X

SEU Alum Opens Chiropractic Center

“When I was younger, I would always pray, ‘God these are your hands. Use them.’ I still pray that prayer every day at the office before I start my day,” said Dr. Ida Abraham, a 2007 SEU grad.

Ida is among one of the few female chiropractors in Lakeland, Florida. She has owned her private practice, South Lakeland Chiropractic Center, since October of 2014. “Being a female chiropractor in Lakeland has opened more doors for me because there are not that many of us,” she said.

DR_IDA-47Ida purchased the practice from a chiropractor who had decided to retire after working in the field for 36 years. At the time the practice went on sale, Ida was looking for something new in her career path. The wooden-structured building has two practice rooms, a room with an aqua bed and a massage room. The cozy environment is complemented by Ida’s bubbly and personable personality.

“It was an absolute answer to prayer. I was in a journey where I was ready to make a change, and I didn’t know where the change was going to be; this door opened wide. It was a gift from God,” she said.

Ida is well-versed in a variety of techniques, including the Gonstead technique, which involves the individual adjustments of the vertebrae of the spine. Before determining which technique to use on each patient, she asks his or her preference. “Each patient is unique. The way I adjust a football player is different from how I adjust a swimmer. When you train in different techniques, you can cater to the patient’s preference so that you are not boxed in on what you can do. If one technique is not working, you can change it,” she said.

While adjusting patients, Ida shares with them her passion for science and the study of the human body. You ask her any question about science or the function of the human body, and her face lights up with an explanation of how it all operates because of its unique design.

“When you study the design of the body, you are understanding the nature of God — that He likes things operating. For your heart to beat or your lungs to breathe — God designed it. God just put the most amazing power in your brain, and it can control things that we don’t even think about. But God created every part to function as a whole and designed the structure for a purpose,” she said.

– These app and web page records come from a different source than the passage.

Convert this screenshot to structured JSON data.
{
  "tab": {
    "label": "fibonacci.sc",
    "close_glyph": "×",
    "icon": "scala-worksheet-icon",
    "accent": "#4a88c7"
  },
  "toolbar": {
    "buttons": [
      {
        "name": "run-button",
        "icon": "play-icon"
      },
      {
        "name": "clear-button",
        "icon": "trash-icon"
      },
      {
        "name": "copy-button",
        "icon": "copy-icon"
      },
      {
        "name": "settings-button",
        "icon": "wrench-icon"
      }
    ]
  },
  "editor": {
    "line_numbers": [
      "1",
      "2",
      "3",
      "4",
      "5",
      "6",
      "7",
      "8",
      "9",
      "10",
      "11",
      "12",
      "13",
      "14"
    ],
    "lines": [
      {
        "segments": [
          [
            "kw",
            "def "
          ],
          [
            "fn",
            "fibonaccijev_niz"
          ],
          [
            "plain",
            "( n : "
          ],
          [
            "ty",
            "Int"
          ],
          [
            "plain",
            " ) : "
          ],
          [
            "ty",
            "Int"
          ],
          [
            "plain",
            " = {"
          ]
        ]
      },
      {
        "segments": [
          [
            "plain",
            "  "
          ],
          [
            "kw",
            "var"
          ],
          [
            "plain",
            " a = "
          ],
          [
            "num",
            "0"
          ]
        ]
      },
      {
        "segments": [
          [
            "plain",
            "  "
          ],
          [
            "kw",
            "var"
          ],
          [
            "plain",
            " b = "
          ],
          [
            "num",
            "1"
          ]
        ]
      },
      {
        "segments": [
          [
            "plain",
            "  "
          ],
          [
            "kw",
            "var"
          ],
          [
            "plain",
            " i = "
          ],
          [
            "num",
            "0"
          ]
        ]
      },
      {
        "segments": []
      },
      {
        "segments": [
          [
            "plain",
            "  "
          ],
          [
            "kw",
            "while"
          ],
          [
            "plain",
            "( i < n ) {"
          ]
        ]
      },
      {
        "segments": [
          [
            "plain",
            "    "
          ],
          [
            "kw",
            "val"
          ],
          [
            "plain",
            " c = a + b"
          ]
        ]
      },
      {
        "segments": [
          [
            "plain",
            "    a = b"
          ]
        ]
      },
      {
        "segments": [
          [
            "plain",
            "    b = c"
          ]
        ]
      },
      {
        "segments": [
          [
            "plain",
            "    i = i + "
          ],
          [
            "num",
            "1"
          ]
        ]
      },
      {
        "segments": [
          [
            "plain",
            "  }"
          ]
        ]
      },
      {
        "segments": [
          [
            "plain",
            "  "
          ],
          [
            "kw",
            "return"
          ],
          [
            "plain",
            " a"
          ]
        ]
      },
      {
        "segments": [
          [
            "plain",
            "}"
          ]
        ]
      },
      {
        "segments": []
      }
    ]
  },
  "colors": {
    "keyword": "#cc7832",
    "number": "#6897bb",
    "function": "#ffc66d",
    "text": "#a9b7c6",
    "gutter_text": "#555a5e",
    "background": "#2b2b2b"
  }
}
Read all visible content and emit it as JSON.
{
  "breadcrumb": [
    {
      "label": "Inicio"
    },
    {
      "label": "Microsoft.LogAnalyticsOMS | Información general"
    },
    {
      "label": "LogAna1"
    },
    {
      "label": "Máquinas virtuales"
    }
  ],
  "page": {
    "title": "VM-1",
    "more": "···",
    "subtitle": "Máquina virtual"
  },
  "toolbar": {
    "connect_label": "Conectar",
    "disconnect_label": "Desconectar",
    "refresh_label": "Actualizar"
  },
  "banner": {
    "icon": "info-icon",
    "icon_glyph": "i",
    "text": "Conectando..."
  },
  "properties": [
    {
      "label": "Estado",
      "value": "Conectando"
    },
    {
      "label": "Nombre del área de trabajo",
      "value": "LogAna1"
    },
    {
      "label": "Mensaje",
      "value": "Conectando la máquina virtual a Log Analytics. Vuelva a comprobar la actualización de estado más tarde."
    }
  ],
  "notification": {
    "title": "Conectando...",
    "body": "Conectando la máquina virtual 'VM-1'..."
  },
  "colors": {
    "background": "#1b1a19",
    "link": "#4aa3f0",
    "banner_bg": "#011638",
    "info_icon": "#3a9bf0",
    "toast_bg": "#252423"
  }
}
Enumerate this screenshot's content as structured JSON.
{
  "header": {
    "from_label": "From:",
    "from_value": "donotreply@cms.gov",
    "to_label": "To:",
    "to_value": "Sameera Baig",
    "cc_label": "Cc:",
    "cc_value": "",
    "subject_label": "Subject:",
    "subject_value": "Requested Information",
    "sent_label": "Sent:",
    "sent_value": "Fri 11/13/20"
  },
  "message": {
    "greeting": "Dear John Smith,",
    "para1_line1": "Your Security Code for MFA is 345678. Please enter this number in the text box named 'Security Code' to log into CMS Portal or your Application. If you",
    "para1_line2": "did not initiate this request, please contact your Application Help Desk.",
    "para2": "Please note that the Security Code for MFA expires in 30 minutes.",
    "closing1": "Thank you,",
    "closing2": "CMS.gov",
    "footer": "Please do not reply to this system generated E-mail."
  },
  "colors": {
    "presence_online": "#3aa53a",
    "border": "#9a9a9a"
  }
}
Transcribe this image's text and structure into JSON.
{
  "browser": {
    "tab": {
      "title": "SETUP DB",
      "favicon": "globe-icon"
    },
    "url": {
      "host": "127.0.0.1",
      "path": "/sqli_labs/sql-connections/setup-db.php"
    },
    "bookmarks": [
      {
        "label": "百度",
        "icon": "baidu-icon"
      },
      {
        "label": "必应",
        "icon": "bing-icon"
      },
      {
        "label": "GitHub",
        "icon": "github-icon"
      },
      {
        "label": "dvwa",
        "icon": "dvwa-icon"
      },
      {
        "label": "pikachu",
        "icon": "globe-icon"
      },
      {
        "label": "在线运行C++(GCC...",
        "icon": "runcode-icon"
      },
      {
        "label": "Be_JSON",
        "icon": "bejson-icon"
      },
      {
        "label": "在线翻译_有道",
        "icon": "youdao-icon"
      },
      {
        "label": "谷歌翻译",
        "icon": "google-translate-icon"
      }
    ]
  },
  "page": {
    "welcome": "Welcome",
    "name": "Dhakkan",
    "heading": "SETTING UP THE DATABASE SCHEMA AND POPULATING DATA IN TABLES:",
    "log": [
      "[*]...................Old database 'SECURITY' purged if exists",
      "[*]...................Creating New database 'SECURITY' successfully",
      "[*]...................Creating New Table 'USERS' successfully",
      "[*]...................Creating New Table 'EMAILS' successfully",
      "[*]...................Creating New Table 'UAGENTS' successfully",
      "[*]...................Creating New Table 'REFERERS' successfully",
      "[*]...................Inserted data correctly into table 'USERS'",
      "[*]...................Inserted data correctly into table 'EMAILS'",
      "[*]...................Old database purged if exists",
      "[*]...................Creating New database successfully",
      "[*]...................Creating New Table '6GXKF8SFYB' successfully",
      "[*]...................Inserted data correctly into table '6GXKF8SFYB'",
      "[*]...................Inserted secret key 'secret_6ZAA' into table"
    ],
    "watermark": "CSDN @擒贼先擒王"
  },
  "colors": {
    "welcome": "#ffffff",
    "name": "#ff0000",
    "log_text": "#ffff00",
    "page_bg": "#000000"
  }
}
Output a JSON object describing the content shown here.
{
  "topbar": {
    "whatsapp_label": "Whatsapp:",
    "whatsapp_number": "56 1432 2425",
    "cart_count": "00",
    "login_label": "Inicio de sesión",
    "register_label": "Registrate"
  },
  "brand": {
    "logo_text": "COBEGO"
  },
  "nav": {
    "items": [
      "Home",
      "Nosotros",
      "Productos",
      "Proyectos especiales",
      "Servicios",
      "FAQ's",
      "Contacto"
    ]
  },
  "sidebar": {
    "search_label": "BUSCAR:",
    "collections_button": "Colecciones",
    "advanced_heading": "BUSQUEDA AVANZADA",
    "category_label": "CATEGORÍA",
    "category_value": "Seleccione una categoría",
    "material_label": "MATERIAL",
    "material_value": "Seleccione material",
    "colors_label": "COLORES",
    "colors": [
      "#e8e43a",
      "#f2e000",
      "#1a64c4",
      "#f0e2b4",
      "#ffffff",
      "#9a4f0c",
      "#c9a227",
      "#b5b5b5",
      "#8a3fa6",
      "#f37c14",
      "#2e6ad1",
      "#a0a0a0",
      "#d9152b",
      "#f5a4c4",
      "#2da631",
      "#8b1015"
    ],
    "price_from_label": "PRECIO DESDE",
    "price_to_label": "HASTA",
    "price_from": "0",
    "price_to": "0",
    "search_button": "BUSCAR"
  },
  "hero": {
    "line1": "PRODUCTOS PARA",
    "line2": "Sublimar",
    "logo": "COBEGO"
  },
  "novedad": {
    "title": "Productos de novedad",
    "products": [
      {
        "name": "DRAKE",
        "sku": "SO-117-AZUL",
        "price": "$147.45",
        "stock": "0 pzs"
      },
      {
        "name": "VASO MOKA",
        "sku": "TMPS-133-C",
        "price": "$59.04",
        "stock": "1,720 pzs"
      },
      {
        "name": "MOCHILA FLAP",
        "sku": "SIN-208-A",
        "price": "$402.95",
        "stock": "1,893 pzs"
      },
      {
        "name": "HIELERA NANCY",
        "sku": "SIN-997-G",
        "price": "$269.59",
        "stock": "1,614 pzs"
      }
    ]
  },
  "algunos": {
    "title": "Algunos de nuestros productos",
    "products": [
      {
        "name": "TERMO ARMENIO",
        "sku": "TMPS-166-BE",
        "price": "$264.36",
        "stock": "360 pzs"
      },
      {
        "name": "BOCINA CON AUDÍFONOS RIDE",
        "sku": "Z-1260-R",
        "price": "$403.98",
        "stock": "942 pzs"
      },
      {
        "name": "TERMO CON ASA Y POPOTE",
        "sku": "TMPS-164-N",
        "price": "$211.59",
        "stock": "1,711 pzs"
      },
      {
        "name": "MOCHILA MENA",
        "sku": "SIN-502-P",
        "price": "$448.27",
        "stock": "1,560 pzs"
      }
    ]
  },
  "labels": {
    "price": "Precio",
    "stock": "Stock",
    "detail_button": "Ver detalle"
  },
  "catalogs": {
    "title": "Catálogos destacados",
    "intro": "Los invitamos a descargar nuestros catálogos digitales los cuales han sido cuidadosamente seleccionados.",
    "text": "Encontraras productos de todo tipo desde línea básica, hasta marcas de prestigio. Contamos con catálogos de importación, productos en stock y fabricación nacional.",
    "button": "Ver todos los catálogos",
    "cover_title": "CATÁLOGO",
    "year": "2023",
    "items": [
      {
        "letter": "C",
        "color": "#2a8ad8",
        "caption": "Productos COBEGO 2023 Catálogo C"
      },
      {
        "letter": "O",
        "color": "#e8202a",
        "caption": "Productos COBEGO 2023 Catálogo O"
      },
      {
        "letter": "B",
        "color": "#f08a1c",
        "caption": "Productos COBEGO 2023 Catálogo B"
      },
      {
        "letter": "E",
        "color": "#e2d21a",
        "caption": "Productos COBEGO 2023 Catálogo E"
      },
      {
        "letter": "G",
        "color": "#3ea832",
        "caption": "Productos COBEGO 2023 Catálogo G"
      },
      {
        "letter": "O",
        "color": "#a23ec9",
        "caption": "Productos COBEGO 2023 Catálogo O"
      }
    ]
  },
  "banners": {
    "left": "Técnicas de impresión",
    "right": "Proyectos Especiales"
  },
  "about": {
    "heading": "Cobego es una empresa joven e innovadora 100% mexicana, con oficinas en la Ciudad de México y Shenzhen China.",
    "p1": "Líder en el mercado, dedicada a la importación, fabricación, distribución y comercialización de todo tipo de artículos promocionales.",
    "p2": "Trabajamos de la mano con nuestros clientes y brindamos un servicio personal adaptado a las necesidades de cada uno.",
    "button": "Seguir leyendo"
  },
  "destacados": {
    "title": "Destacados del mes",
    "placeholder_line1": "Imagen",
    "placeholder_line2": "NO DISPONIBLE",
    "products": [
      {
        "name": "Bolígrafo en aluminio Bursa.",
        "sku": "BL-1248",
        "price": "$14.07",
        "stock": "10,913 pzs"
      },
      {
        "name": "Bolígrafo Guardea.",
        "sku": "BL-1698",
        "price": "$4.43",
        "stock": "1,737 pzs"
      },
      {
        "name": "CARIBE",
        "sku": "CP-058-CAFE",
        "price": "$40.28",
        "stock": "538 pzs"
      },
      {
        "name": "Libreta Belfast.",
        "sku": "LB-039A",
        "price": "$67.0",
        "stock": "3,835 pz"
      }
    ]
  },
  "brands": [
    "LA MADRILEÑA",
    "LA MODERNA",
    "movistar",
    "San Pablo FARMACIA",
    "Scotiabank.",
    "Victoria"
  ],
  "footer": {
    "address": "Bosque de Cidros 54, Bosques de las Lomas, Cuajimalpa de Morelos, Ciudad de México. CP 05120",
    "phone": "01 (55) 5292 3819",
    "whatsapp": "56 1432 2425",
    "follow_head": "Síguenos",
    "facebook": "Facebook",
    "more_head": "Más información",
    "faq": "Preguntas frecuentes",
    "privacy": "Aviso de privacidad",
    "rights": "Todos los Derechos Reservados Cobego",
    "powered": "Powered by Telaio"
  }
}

Ida’s interest in science and the human body began at a young age. When Ida’s brother was in high school, he fell from an 18-foot building at school. His recovery involved four different surgeries. She spent countless hours at the hospital with her family while her brother underwent surgeries and the recovery process. Her time in the hospital and watching her brother recover from each procedure would develop a fascination of how the human body was able to heal and be restored.

“It was amazing to see how the body could heal. It’s incredible to see how when there is no hope, there is something that can be done. There are solutions out there, and I loved that,” she said.“Educationally Southeastern helped me to be competitive to get the board scores that I needed to practice, and also spiritually, you really learn to be God-dependent.”

Ida pursued a bachelor’s degree in biology/pre-med at Southeastern without knowing what she wanted to specialize in until after graduation. “Educationally Southeastern helped me to be competitive to get the board scores that I needed to practice, and also spiritually, you really learn to be God-dependent. It’s not just being led in the worldly wisdom but being Spirit-led as well. That kind of training doesn’t come with one-day seminars. The three-and-a-half years I was there, it really helped me to have a relationship with the Lord and to lead off of that relationship. It’s not a private life; it is a daily life,” she said.

During her last year of college, she went on a mission trip to Mexico that changed her perspective. She spent time during the day helping give people medications, and at night they held services for the community. Her time in Mexico also opened her eyes to the reality that there were not a lot of pharmacies available for people to get medicine from. The trip developed a desire in Ida to pursue medical missions as well.

“I really liked how you could take care of a community, not just virtually but also physically. A lot of it is emotional too. When someone is sick, they need hope. When we did those night services, we would point them to Jesus. It gave us access to people groups that have medical needs, and we were able to give them the hope of Christ,” she said.

Following graduation, Ida took time off from school and shadowed different medical practices in Lakeland. She also volunteered at Lakeland Regional Health. The moment she stepped foot into a chiropractic office to shadow a chiropractor, she knew that was the field she was supposed to go into. “I absolutely knew that was what I wanted to do. The response patients have to a single treatment is incredible,” she said.

DR_IDA-18She earned her Doctor of Chiropractic degree from Palmer College of Chiropractic in 2012. During her rotations, she worked with the Chiropractor Center of Lakeland. She started shadowing the chiropractor on a Friday morning. The following day, he offered Ida a full-time job. Ida worked as the associate doctor for two years before transitioning to her private practice. “I got a lot of training there; we were treating 60 to 80 patients a day. It was a huge blessing. Now that I am in my practice, it is easy. I was trained for it,” she said.

In her practice, Ida lives by Psalm 139:4: “I praise you because I am fearfully and wonderfully made; marvelous are your works, and that my soul knows very well” (NJKV). “That is the thing that I stood on, depended on and lived on because the power that made the body heals the body. The great thing about faith is there are times when only God can fix it. The great thing about science is it works together. It is not opposing teams. It is like a unity because you learn there is order to things that God designed because you are studying the order, and that’s what science is to me,” she said.